"RESCUE 112" was the title of the second Andreas Kronthaler for Vivienne Westwood collection. It seemed a bit melodramatic: in its new incarnation post-Gold Label, both husband and wife on the design bill, this brand has had an injection of newness that suits it. But the number turned out to be the number of a painting at the Louvre, The Rape of Europa. For spring, Kronthaler was inspired by the Mediterranean, but seen through a personal prism, rather than seeking to emulate the activist meanders that his wife favours when planning a collection. "I travel quite a bit and if you’re in Greece or in Italy or in Spain or France, there's something similar," the 49-year-old, Austria-born designer said before the show. Still, he couldn't resist a bit of post-Brexit philosophising: "I see England as part of Europe, so does Vivienne." Back to the Mediterranean, though: "Suddenly you are in front of this fantastic blue and time changes and your attitude to life changes and, of course, the way you look changes. It’s a leaning back and letting the time pass by.” Not too much time, though: he was also offering a capsule collection of unisex clothes for sale online hot off the catwalk. A tan jersey dress with drawn-on Picasso-style female genitalia; a corresponding teal version with the male equivalent; some neat little jackets with brocade sleeves; a jersey and silk georgette printed dress - these were some of the highlights currently available to buy online. They were sprinkled throughout a show that enlisted a familiar cast of boys dressed like girls, girls dressed like boys (suit legs sheared open to become skirts, much like the confounding styles we saw at Balmain earlier in the week), carnivalesque women in hulking dresses with exaggerated necklines that bobbed and swayed as they walked, and the odd lost soul: a man wearing a bucket on his head, atop an Arcardian crown of hay ("mice would live in them," Kronthaler said of the shepherd-inspired headgear). Kronthaler likes to have fun: visual tricks included a beautiful walking hay bale, clip clopping along the catwalk in little mules; a jumpsuit with a panel zipped off to reveal a peachy bottom; boys in clog wedges; and a girl in a loincloth and metallic corset, surely the most potent symbol of gender fluidity.

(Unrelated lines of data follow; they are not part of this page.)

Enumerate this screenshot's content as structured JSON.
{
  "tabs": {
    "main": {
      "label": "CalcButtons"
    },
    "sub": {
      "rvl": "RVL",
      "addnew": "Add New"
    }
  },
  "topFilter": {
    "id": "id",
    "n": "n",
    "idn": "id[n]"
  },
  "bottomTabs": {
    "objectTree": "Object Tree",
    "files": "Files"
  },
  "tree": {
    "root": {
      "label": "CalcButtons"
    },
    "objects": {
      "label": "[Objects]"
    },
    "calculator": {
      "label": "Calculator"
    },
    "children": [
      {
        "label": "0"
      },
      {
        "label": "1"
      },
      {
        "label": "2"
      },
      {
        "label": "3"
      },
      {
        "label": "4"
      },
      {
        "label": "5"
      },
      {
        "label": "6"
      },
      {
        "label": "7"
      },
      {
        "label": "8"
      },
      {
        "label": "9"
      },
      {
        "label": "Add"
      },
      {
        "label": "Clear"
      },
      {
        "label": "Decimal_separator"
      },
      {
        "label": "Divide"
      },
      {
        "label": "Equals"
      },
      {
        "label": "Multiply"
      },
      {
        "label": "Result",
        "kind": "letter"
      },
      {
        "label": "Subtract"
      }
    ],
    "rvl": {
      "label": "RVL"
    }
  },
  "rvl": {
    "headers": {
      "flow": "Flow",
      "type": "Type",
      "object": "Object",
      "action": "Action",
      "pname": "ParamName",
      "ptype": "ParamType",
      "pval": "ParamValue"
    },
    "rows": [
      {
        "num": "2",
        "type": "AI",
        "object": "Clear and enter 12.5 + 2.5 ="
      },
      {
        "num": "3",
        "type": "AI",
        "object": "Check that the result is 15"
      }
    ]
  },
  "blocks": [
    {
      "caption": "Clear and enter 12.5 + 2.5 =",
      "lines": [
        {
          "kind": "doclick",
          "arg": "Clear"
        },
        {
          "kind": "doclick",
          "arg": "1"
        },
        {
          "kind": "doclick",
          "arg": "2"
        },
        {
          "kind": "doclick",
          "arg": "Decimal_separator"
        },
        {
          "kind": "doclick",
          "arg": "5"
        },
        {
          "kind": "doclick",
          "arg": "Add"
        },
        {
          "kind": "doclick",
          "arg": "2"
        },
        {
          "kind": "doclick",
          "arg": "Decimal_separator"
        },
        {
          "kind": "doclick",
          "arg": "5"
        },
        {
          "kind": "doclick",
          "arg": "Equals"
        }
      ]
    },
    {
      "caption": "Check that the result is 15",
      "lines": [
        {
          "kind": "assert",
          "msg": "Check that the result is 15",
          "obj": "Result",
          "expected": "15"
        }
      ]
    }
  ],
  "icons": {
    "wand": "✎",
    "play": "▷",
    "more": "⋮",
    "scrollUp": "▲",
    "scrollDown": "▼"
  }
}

They made people smile. They may also make them spend.

Vogue.co.uk oct 2016